§ **TASK TO CARRY OUT**:
The lines to copy from the listing below are those that contain the string "home".

§ **DATA EXTRACT**:
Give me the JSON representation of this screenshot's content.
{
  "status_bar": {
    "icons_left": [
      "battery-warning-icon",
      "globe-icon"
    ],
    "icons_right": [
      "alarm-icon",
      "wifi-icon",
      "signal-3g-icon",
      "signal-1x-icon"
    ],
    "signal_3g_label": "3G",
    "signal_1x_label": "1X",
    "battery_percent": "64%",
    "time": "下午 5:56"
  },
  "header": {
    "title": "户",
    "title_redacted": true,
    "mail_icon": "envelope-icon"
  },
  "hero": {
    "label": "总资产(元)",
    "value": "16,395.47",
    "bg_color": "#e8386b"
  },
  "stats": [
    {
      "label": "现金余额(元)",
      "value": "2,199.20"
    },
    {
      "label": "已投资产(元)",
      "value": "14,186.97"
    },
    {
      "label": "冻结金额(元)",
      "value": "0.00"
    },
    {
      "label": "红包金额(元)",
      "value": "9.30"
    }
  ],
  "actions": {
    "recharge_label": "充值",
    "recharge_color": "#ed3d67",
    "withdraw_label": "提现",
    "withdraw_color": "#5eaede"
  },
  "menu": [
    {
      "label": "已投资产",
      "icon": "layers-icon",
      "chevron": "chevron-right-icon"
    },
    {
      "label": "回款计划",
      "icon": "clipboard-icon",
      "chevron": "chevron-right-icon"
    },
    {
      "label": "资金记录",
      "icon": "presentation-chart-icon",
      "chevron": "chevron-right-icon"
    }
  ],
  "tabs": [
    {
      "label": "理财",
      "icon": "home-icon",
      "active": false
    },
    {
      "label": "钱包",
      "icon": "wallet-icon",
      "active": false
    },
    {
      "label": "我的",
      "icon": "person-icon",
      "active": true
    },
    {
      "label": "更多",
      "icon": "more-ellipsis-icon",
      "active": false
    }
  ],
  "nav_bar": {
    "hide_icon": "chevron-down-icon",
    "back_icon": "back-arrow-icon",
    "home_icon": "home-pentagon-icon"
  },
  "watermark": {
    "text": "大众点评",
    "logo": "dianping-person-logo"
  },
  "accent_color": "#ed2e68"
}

§ **FINISHED TASK**:
      "icon": "home-icon",
    "home_icon": "home-pentagon-icon"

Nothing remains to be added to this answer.